WORK REQUEST:
Write out the material below exactly, with no line missing.

DATASET CONTENT:

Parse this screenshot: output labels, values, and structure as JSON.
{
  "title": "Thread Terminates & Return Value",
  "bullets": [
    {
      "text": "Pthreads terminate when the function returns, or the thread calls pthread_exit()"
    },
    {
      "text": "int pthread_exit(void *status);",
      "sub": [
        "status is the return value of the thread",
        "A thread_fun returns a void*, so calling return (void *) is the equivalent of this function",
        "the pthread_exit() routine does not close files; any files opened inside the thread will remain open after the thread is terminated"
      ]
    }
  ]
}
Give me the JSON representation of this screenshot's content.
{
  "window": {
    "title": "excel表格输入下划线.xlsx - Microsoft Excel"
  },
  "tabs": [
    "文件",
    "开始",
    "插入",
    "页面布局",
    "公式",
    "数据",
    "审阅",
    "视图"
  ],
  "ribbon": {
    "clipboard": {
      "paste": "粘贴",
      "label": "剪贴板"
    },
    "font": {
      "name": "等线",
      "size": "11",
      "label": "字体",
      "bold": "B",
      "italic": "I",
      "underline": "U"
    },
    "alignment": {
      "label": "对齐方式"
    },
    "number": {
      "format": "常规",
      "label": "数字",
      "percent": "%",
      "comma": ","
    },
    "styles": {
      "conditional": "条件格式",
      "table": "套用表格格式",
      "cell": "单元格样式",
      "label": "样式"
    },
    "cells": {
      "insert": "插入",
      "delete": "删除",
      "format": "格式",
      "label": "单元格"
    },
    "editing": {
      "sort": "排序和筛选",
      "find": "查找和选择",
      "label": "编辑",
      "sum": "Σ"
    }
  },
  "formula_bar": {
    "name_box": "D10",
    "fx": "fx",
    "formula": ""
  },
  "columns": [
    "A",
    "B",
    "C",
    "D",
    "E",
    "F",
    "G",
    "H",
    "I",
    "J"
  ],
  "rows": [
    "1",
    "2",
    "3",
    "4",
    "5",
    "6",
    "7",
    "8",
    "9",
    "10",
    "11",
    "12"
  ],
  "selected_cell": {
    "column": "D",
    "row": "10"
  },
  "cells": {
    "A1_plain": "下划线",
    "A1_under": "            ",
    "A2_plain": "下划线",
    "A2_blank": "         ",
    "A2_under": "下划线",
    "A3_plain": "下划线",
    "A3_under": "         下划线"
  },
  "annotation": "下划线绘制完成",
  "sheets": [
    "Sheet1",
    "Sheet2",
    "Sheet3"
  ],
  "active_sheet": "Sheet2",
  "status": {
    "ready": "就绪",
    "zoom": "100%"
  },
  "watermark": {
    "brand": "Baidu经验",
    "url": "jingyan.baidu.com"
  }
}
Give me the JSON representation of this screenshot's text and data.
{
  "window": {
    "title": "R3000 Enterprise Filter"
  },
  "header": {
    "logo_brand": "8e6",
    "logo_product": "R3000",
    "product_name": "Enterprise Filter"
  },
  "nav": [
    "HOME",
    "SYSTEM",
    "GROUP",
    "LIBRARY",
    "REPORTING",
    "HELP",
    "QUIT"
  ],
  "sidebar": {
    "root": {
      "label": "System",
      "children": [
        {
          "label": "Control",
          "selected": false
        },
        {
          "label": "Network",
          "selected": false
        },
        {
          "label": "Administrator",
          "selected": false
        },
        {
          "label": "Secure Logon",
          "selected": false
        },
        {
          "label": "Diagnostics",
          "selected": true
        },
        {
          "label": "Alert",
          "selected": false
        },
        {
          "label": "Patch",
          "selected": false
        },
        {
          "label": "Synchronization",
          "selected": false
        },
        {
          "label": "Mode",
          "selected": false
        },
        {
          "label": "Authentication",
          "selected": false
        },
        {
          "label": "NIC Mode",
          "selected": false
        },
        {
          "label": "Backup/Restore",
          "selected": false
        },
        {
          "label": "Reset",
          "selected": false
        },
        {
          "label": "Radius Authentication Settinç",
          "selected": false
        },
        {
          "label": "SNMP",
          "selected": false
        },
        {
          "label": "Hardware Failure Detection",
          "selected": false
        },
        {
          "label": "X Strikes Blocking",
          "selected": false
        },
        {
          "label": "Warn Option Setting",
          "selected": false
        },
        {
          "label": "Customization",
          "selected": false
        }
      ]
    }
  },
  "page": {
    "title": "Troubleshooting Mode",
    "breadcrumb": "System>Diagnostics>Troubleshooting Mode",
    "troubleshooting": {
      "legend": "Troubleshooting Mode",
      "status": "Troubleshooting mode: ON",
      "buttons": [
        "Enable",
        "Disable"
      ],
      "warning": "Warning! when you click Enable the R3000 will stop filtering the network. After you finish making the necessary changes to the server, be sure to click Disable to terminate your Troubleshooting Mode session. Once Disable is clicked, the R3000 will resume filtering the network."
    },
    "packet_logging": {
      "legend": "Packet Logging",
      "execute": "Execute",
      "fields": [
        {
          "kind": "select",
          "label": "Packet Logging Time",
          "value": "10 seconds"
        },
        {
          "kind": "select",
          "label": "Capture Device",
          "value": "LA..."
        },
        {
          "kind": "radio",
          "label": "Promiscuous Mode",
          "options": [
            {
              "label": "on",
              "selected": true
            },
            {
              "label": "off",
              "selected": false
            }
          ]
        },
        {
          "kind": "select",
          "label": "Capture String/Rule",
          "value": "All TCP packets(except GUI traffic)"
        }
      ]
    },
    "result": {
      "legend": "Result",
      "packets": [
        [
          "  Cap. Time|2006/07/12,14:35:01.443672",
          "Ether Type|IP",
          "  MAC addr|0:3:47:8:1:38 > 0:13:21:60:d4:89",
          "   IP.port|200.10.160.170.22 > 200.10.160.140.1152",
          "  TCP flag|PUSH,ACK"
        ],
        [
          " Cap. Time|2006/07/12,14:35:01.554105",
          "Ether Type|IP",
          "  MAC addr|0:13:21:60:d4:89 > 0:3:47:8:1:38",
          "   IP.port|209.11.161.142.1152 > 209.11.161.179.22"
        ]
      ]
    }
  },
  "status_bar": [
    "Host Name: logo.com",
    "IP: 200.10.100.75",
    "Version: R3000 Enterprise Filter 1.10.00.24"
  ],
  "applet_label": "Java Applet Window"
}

SOLUTION:
Parse this screenshot: output labels, values, and structure as JSON.
{
  "title": "Thread Terminates & Return Value",
  "bullets": [
    {
      "text": "Pthreads terminate when the function returns, or the thread calls pthread_exit()"
    },
    {
      "text": "int pthread_exit(void *status);",
      "sub": [
        "status is the return value of the thread",
        "A thread_fun returns a void*, so calling return (void *) is the equivalent of this function",
        "the pthread_exit() routine does not close files; any files opened inside the thread will remain open after the thread is terminated"
      ]
    }
  ]
}
Give me the JSON representation of this screenshot's content.
{
  "window": {
    "title": "excel表格输入下划线.xlsx - Microsoft Excel"
  },
  "tabs": [
    "文件",
    "开始",
    "插入",
    "页面布局",
    "公式",
    "数据",
    "审阅",
    "视图"
  ],
  "ribbon": {
    "clipboard": {
      "paste": "粘贴",
      "label": "剪贴板"
    },
    "font": {
      "name": "等线",
      "size": "11",
      "label": "字体",
      "bold": "B",
      "italic": "I",
      "underline": "U"
    },
    "alignment": {
      "label": "对齐方式"
    },
    "number": {
      "format": "常规",
      "label": "数字",
      "percent": "%",
      "comma": ","
    },
    "styles": {
      "conditional": "条件格式",
      "table": "套用表格格式",
      "cell": "单元格样式",
      "label": "样式"
    },
    "cells": {
      "insert": "插入",
      "delete": "删除",
      "format": "格式",
      "label": "单元格"
    },
    "editing": {
      "sort": "排序和筛选",
      "find": "查找和选择",
      "label": "编辑",
      "sum": "Σ"
    }
  },
  "formula_bar": {
    "name_box": "D10",
    "fx": "fx",
    "formula": ""
  },
  "columns": [
    "A",
    "B",
    "C",
    "D",
    "E",
    "F",
    "G",
    "H",
    "I",
    "J"
  ],
  "rows": [
    "1",
    "2",
    "3",
    "4",
    "5",
    "6",
    "7",
    "8",
    "9",
    "10",
    "11",
    "12"
  ],
  "selected_cell": {
    "column": "D",
    "row": "10"
  },
  "cells": {
    "A1_plain": "下划线",
    "A1_under": "            ",
    "A2_plain": "下划线",
    "A2_blank": "         ",
    "A2_under": "下划线",
    "A3_plain": "下划线",
    "A3_under": "         下划线"
  },
  "annotation": "下划线绘制完成",
  "sheets": [
    "Sheet1",
    "Sheet2",
    "Sheet3"
  ],
  "active_sheet": "Sheet2",
  "status": {
    "ready": "就绪",
    "zoom": "100%"
  },
  "watermark": {
    "brand": "Baidu经验",
    "url": "jingyan.baidu.com"
  }
}
Give me the JSON representation of this screenshot's text and data.
{
  "window": {
    "title": "R3000 Enterprise Filter"
  },
  "header": {
    "logo_brand": "8e6",
    "logo_product": "R3000",
    "product_name": "Enterprise Filter"
  },
  "nav": [
    "HOME",
    "SYSTEM",
    "GROUP",
    "LIBRARY",
    "REPORTING",
    "HELP",
    "QUIT"
  ],
  "sidebar": {
    "root": {
      "label": "System",
      "children": [
        {
          "label": "Control",
          "selected": false
        },
        {
          "label": "Network",
          "selected": false
        },
        {
          "label": "Administrator",
          "selected": false
        },
        {
          "label": "Secure Logon",
          "selected": false
        },
        {
          "label": "Diagnostics",
          "selected": true
        },
        {
          "label": "Alert",
          "selected": false
        },
        {
          "label": "Patch",
          "selected": false
        },
        {
          "label": "Synchronization",
          "selected": false
        },
        {
          "label": "Mode",
          "selected": false
        },
        {
          "label": "Authentication",
          "selected": false
        },
        {
          "label": "NIC Mode",
          "selected": false
        },
        {
          "label": "Backup/Restore",
          "selected": false
        },
        {
          "label": "Reset",
          "selected": false
        },
        {
          "label": "Radius Authentication Settinç",
          "selected": false
        },
        {
          "label": "SNMP",
          "selected": false
        },
        {
          "label": "Hardware Failure Detection",
          "selected": false
        },
        {
          "label": "X Strikes Blocking",
          "selected": false
        },
        {
          "label": "Warn Option Setting",
          "selected": false
        },
        {
          "label": "Customization",
          "selected": false
        }
      ]
    }
  },
  "page": {
    "title": "Troubleshooting Mode",
    "breadcrumb": "System>Diagnostics>Troubleshooting Mode",
    "troubleshooting": {
      "legend": "Troubleshooting Mode",
      "status": "Troubleshooting mode: ON",
      "buttons": [
        "Enable",
        "Disable"
      ],
      "warning": "Warning! when you click Enable the R3000 will stop filtering the network. After you finish making the necessary changes to the server, be sure to click Disable to terminate your Troubleshooting Mode session. Once Disable is clicked, the R3000 will resume filtering the network."
    },
    "packet_logging": {
      "legend": "Packet Logging",
      "execute": "Execute",
      "fields": [
        {
          "kind": "select",
          "label": "Packet Logging Time",
          "value": "10 seconds"
        },
        {
          "kind": "select",
          "label": "Capture Device",
          "value": "LA..."
        },
        {
          "kind": "radio",
          "label": "Promiscuous Mode",
          "options": [
            {
              "label": "on",
              "selected": true
            },
            {
              "label": "off",
              "selected": false
            }
          ]
        },
        {
          "kind": "select",
          "label": "Capture String/Rule",
          "value": "All TCP packets(except GUI traffic)"
        }
      ]
    },
    "result": {
      "legend": "Result",
      "packets": [
        [
          "  Cap. Time|2006/07/12,14:35:01.443672",
          "Ether Type|IP",
          "  MAC addr|0:3:47:8:1:38 > 0:13:21:60:d4:89",
          "   IP.port|200.10.160.170.22 > 200.10.160.140.1152",
          "  TCP flag|PUSH,ACK"
        ],
        [
          " Cap. Time|2006/07/12,14:35:01.554105",
          "Ether Type|IP",
          "  MAC addr|0:13:21:60:d4:89 > 0:3:47:8:1:38",
          "   IP.port|209.11.161.142.1152 > 209.11.161.179.22"
        ]
      ]
    }
  },
  "status_bar": [
    "Host Name: logo.com",
    "IP: 200.10.100.75",
    "Version: R3000 Enterprise Filter 1.10.00.24"
  ],
  "applet_label": "Java Applet Window"
}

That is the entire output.